While having a cleanout of his shed Greg came across the instructions he’d been sent by Melb PC some time in the mid 90s when floppy drives and 28.8k modems ruled! As Windows 3.1 didn’t have dial-up capability Melb PC supplied a two floppy “Slipkit” including Trumpet Winsock which was downloadable from the BBS or it could be ordered from the office for $9.
Memories of the original Melb PC Internet services being run from loungerooms and bedrooms, Lynx, Gopher, arcane FTP commands, and the Green Guide being essential reading.
Replacing the hard drive in an older laptop or computer is an excellent and relatively cheap way to give it a new lease of life – going from being a donkey to a racehorse, at least it will feel that way! Frank was seeking help with picking an SSD for his old HP laptop. Given you can buy a 250GB SSD for around $50 skimping on size to save a few dollars probably isn’t worth the pain of trying to cope with a small drive. He learnt there are a variety to SSD forms, not all of which are suitable for an older laptop – wisely he was making use of the excellent resources of Yammer.
Julie mentioned the interesting case of a friend with health issues who lives alone and refuses to get a mobile phone for emergency use during a power failure. Fortunately her provider was going to supply some form of battery back-up for her newly installed NBN modem so her “landline” phone would still be available during a power outage.
It did highlight a lack of understanding on the behaviour of the various NBN technologies during a power failure – FTTP and FTTN would both work provided your modem, router, computer and phone were powered by a UPS. HFC and FTTC won’t because equipment in the street doesn’t have battery back-up.
It’s worth noting that some providers supply a modem with 4G mobile back-up, so provided your equipment is powered your connection will work regardless of the NBN technology used.
While phishing e-mails are generally obvious and hopefully most of us are savvy enough to spot them for what they are, David provided a salutary reminder that none of us is invulnerable and are all just a click away from being phished.
He’d been working on administering a PayPal account when, with impeccable timing, an e-mail arrived advising “you are in violation of PayPal’s Acceptable Use Policy”. He was only saved by deciding to consult with other relevant parties rather than simply actioning it himself, but the reason for doing so was purely administrative, not because he was wanted a second opinion as to the validity of the e-mail.
A very good, and thankfully fruitless, demonstration that given the right circumstances any one of us is susceptible to the social engineering tricks used in phishing e-mails.
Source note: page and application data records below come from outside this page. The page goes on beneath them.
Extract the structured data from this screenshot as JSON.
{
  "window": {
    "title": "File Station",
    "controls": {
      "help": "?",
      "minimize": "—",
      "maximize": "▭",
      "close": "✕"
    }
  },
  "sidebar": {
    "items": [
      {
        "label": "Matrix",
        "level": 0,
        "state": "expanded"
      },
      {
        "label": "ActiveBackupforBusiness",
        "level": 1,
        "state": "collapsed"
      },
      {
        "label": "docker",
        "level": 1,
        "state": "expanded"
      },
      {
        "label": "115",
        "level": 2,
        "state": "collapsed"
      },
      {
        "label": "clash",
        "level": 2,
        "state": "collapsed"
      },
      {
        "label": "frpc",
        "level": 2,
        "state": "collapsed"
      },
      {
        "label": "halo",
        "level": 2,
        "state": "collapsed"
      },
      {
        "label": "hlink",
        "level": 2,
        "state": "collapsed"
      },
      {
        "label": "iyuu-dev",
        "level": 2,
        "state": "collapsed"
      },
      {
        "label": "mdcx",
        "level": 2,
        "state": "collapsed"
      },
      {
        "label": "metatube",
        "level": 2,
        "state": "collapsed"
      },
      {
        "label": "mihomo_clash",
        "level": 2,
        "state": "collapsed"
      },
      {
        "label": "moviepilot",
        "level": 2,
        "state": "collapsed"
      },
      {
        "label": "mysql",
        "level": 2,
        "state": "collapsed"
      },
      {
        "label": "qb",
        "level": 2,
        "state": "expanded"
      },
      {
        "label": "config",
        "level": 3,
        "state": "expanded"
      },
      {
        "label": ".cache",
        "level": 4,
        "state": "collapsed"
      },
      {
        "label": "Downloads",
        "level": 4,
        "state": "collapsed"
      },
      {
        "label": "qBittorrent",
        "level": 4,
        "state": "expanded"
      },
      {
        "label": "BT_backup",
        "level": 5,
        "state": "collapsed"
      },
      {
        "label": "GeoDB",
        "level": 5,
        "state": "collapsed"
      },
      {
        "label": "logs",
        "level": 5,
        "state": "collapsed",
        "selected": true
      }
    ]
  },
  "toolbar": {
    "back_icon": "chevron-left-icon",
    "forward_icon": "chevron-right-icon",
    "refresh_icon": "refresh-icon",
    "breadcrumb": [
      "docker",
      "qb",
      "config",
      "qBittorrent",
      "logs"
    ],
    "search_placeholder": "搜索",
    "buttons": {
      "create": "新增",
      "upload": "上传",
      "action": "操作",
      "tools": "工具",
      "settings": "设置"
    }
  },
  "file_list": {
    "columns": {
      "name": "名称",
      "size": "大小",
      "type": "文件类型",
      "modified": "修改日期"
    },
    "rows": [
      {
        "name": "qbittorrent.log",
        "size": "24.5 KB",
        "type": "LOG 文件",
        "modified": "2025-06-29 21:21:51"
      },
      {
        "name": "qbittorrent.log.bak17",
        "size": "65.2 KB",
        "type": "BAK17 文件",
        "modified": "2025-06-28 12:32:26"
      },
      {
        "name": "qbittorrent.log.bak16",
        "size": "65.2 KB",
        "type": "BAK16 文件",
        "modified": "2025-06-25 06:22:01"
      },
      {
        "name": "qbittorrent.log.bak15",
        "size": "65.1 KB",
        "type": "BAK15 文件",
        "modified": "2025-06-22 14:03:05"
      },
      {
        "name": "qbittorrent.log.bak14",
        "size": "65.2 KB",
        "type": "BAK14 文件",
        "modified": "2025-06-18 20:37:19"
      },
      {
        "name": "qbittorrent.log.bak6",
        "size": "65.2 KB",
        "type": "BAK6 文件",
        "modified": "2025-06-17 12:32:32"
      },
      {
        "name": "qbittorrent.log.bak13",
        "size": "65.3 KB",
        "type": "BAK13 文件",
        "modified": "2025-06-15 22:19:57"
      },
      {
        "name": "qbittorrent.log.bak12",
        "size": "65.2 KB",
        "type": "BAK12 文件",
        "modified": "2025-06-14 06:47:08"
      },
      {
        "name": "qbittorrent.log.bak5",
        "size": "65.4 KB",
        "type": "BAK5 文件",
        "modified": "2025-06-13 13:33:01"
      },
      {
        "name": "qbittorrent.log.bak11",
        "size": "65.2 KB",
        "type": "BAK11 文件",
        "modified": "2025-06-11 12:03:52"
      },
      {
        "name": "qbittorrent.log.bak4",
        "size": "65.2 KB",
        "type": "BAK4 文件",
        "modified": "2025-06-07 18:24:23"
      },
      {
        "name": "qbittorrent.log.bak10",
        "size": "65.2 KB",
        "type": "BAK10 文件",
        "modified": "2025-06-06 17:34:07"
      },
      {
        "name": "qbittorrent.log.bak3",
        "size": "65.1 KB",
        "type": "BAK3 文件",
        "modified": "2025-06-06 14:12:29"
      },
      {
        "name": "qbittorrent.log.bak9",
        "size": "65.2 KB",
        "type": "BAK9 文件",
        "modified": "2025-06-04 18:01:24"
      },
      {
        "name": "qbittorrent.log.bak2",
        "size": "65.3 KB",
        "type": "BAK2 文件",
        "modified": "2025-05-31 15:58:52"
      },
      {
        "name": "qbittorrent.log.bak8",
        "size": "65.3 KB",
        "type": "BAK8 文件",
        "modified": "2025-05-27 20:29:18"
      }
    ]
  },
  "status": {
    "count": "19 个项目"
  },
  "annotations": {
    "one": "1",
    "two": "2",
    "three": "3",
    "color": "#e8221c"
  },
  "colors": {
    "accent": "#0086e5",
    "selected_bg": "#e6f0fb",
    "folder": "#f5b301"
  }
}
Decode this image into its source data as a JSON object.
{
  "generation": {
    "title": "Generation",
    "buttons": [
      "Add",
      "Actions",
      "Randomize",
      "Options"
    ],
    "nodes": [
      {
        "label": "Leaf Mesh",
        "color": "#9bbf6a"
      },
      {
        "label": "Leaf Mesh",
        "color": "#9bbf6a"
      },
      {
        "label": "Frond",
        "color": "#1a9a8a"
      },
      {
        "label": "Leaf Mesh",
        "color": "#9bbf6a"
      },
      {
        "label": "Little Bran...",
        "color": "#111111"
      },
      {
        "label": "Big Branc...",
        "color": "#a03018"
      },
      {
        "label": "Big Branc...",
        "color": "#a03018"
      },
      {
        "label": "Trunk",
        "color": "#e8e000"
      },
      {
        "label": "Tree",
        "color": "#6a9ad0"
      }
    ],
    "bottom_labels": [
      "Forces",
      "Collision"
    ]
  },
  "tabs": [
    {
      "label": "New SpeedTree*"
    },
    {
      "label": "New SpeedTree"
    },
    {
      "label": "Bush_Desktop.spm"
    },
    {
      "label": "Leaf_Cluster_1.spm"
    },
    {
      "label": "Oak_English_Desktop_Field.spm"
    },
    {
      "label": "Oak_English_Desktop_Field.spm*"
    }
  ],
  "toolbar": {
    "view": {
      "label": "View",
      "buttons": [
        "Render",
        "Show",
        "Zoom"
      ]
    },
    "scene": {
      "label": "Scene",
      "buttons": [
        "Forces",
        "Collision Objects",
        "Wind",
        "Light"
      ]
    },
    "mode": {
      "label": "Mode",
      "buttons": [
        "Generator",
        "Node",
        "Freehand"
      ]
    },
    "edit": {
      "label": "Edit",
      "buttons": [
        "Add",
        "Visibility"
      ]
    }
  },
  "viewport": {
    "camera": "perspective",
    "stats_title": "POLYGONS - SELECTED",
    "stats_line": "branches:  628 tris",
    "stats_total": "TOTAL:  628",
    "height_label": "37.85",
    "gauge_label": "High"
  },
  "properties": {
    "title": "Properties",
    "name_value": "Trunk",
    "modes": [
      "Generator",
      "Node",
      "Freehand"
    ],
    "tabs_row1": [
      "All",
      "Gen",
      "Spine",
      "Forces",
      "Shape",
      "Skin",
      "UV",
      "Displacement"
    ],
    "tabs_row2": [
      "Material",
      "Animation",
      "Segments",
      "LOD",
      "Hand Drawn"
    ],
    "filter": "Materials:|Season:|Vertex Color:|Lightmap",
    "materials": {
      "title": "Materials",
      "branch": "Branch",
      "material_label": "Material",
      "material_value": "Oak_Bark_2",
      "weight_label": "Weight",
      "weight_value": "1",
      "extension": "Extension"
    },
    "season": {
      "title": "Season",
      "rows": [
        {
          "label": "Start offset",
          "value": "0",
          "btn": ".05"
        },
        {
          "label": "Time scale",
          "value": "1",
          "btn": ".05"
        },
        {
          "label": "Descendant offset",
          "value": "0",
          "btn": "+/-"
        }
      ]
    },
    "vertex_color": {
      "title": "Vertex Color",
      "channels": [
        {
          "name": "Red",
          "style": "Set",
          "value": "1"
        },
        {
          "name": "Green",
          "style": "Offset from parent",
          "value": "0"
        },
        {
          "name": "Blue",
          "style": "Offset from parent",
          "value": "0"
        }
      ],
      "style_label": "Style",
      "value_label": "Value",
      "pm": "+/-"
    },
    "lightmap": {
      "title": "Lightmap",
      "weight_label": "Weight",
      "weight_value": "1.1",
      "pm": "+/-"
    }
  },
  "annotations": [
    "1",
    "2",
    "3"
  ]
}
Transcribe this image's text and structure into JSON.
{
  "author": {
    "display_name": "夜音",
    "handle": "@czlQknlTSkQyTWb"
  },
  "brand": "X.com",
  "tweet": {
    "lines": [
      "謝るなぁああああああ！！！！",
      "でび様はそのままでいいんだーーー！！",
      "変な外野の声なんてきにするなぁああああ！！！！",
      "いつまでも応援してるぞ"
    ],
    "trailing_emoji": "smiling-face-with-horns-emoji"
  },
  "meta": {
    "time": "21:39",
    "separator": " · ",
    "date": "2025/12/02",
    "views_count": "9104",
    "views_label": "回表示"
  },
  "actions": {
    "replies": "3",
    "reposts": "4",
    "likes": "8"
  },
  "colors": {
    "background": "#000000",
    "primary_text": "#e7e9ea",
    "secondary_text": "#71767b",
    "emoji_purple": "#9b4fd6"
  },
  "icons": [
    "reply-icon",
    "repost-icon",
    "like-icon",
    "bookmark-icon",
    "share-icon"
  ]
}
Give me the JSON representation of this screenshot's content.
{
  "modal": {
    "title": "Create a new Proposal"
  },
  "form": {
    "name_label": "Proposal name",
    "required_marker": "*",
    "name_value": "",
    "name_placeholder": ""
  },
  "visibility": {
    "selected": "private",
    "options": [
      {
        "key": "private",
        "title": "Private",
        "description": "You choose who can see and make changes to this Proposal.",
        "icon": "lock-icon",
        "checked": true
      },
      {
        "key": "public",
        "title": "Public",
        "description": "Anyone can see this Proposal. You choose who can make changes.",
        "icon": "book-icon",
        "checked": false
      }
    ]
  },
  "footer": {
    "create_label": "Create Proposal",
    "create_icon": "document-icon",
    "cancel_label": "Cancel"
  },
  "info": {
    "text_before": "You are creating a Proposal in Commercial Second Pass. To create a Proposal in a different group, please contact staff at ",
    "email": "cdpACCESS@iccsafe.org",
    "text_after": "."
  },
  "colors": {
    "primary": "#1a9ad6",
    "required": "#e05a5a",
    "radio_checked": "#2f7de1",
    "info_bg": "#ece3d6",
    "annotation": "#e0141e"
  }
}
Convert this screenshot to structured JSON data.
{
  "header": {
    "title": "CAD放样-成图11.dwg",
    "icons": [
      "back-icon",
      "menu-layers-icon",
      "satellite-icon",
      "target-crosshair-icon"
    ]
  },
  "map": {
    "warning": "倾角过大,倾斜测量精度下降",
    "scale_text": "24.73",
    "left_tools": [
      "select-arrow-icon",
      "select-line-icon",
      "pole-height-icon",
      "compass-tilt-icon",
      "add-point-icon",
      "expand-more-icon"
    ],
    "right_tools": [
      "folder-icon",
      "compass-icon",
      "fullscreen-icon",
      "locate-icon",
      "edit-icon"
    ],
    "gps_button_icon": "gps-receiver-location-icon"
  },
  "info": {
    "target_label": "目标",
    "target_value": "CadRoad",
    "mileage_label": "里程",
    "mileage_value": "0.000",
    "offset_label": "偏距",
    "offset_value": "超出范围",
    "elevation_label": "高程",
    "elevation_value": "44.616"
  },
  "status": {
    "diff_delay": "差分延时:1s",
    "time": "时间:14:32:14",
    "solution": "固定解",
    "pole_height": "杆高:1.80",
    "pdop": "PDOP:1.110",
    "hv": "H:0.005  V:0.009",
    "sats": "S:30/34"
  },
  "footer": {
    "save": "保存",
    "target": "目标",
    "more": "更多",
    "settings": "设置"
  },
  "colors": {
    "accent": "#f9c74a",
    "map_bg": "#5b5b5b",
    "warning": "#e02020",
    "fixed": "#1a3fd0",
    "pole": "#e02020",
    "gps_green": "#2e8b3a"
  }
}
Even the most cautious of us can succumb in a moment of distracted weakness.